In 2015, she turned her passion for home cooked food into a larger vision of documenting the cuisine as she realised its historical value and importance. While she remained involved in the family business of clothing, Anuradha also ran Charoli as a side hustle by participating in various pop-up stores in Mumbai and offering catering services.
Gradually, she pulled out of the family business to give her undivided attention to Charoli in 2019.
Born and raised in Itanagar, Arunachal Pradesh, Madhurima Bhattacharjee has always been passionate about fashion.
In 2015, she started off in the fashion segmen, while sticking to her day job. “I thought of launching a sustainable line of clothing, using khadi and cotton, to make glamorous pieces that would be favoured by the millennials,” she tells HerStory.

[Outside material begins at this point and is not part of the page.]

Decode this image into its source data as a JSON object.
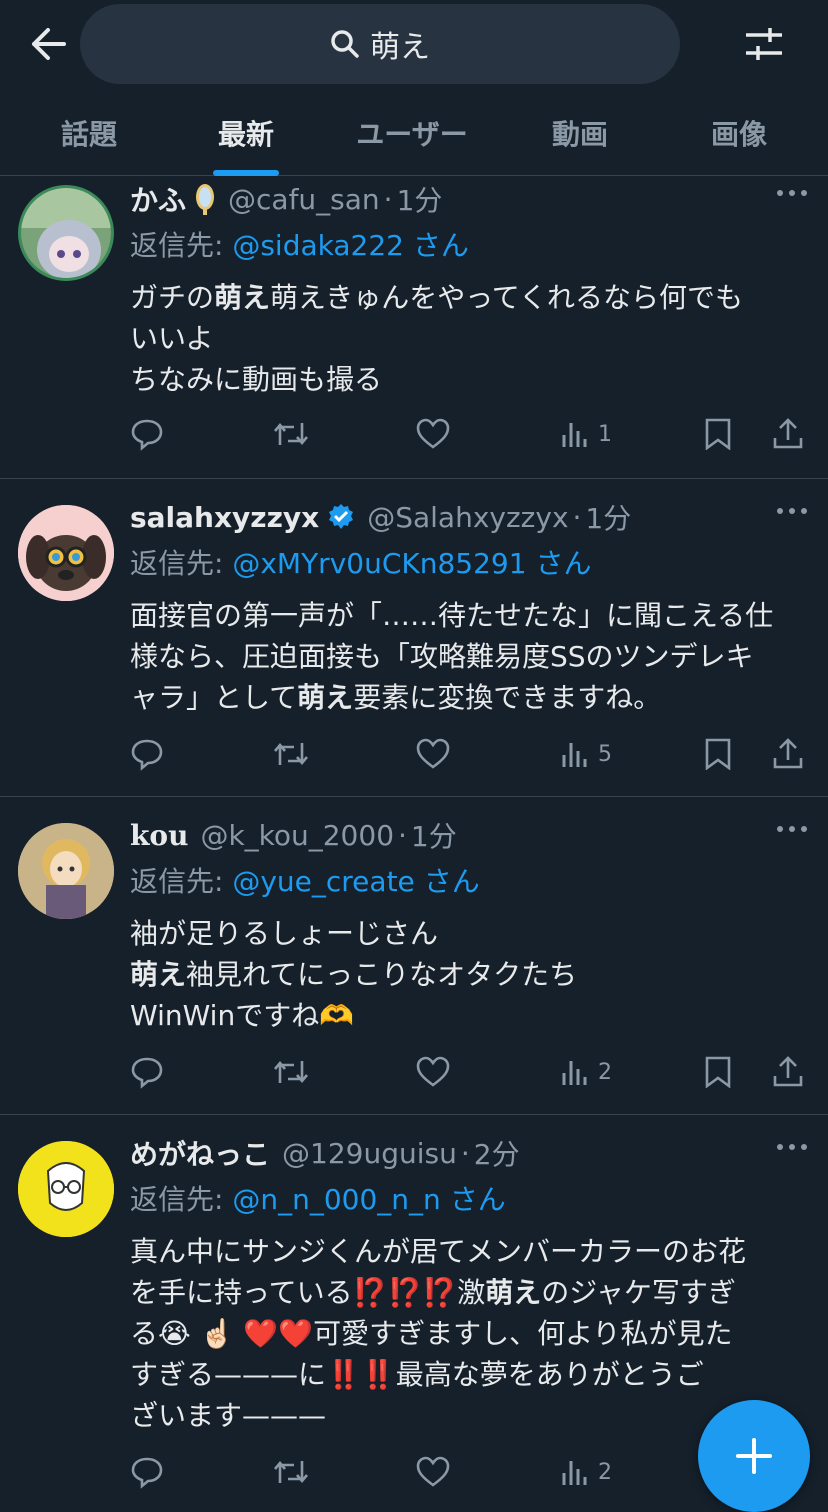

Seeing her passion to do something of her own, her family gifted her a sewing machine on her birthday. And thus began her journey into entrepreneurship, buoyed with internet tutorials and replete with many hits and misses.
She then began showcasing her pieces at exhibitions and pop-up events in the city and her first big break came when Jaypore agreed to collaborate with her.
Her eponymous label ‘Madhurima Bhattacharjee’ has had a slow and steady climb, with its collections showcased at the famed SoHo in New York. Madhurima was also one of the finalists in the Times SheUnlimited Women Entrepreneur Awards ’19 and was featured on Femina as one of the top sustainable labels to wear in 2019.
Edited by Saheli Sen Gupta